(What is being asked):
Every entry below must be copied exactly, with nothing left out.

== Segment start ==

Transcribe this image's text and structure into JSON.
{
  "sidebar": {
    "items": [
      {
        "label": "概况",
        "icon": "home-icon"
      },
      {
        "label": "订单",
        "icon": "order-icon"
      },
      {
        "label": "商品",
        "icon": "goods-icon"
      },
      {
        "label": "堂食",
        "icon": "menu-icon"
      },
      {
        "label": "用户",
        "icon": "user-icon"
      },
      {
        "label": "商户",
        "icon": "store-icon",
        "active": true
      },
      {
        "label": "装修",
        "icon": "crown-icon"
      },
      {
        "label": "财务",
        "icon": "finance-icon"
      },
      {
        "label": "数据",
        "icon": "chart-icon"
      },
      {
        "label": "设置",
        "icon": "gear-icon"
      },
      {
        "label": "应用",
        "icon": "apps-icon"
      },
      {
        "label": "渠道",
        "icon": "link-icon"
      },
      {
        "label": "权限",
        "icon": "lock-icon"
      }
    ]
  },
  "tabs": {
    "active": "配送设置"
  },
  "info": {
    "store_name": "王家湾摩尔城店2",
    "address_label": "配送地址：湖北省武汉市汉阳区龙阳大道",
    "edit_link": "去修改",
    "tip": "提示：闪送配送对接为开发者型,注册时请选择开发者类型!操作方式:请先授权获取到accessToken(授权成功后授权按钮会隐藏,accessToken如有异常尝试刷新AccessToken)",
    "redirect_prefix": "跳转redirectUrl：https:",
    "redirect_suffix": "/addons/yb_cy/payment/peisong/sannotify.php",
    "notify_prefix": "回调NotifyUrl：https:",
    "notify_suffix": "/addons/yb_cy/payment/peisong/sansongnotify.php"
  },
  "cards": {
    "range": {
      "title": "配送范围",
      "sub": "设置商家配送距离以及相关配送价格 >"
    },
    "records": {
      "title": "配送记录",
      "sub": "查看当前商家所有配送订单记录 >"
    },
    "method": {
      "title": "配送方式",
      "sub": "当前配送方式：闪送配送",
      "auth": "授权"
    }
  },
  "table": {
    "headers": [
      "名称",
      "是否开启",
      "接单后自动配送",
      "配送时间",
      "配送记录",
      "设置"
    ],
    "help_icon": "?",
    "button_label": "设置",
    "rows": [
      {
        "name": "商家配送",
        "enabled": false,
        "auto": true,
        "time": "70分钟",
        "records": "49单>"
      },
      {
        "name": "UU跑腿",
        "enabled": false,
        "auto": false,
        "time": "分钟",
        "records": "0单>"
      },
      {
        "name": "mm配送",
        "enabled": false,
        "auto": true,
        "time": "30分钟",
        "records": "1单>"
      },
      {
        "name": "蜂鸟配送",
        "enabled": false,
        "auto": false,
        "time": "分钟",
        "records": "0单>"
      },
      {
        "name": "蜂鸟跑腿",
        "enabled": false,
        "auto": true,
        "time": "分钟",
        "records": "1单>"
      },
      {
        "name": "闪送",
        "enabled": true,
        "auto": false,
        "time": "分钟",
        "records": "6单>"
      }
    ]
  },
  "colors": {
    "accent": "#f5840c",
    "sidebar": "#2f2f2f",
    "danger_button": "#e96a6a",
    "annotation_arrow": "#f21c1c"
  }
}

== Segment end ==

(Expected answer):
Transcribe this image's text and structure into JSON.
{
  "sidebar": {
    "items": [
      {
        "label": "概况",
        "icon": "home-icon"
      },
      {
        "label": "订单",
        "icon": "order-icon"
      },
      {
        "label": "商品",
        "icon": "goods-icon"
      },
      {
        "label": "堂食",
        "icon": "menu-icon"
      },
      {
        "label": "用户",
        "icon": "user-icon"
      },
      {
        "label": "商户",
        "icon": "store-icon",
        "active": true
      },
      {
        "label": "装修",
        "icon": "crown-icon"
      },
      {
        "label": "财务",
        "icon": "finance-icon"
      },
      {
        "label": "数据",
        "icon": "chart-icon"
      },
      {
        "label": "设置",
        "icon": "gear-icon"
      },
      {
        "label": "应用",
        "icon": "apps-icon"
      },
      {
        "label": "渠道",
        "icon": "link-icon"
      },
      {
        "label": "权限",
        "icon": "lock-icon"
      }
    ]
  },
  "tabs": {
    "active": "配送设置"
  },
  "info": {
    "store_name": "王家湾摩尔城店2",
    "address_label": "配送地址：湖北省武汉市汉阳区龙阳大道",
    "edit_link": "去修改",
    "tip": "提示：闪送配送对接为开发者型,注册时请选择开发者类型!操作方式:请先授权获取到accessToken(授权成功后授权按钮会隐藏,accessToken如有异常尝试刷新AccessToken)",
    "redirect_prefix": "跳转redirectUrl：https:",
    "redirect_suffix": "/addons/yb_cy/payment/peisong/sannotify.php",
    "notify_prefix": "回调NotifyUrl：https:",
    "notify_suffix": "/addons/yb_cy/payment/peisong/sansongnotify.php"
  },
  "cards": {
    "range": {
      "title": "配送范围",
      "sub": "设置商家配送距离以及相关配送价格 >"
    },
    "records": {
      "title": "配送记录",
      "sub": "查看当前商家所有配送订单记录 >"
    },
    "method": {
      "title": "配送方式",
      "sub": "当前配送方式：闪送配送",
      "auth": "授权"
    }
  },
  "table": {
    "headers": [
      "名称",
      "是否开启",
      "接单后自动配送",
      "配送时间",
      "配送记录",
      "设置"
    ],
    "help_icon": "?",
    "button_label": "设置",
    "rows": [
      {
        "name": "商家配送",
        "enabled": false,
        "auto": true,
        "time": "70分钟",
        "records": "49单>"
      },
      {
        "name": "UU跑腿",
        "enabled": false,
        "auto": false,
        "time": "分钟",
        "records": "0单>"
      },
      {
        "name": "mm配送",
        "enabled": false,
        "auto": true,
        "time": "30分钟",
        "records": "1单>"
      },
      {
        "name": "蜂鸟配送",
        "enabled": false,
        "auto": false,
        "time": "分钟",
        "records": "0单>"
      },
      {
        "name": "蜂鸟跑腿",
        "enabled": false,
        "auto": true,
        "time": "分钟",
        "records": "1单>"
      },
      {
        "name": "闪送",
        "enabled": true,
        "auto": false,
        "time": "分钟",
        "records": "6单>"
      }
    ]
  },
  "colors": {
    "accent": "#f5840c",
    "sidebar": "#2f2f2f",
    "danger_button": "#e96a6a",
    "annotation_arrow": "#f21c1c"
  }
}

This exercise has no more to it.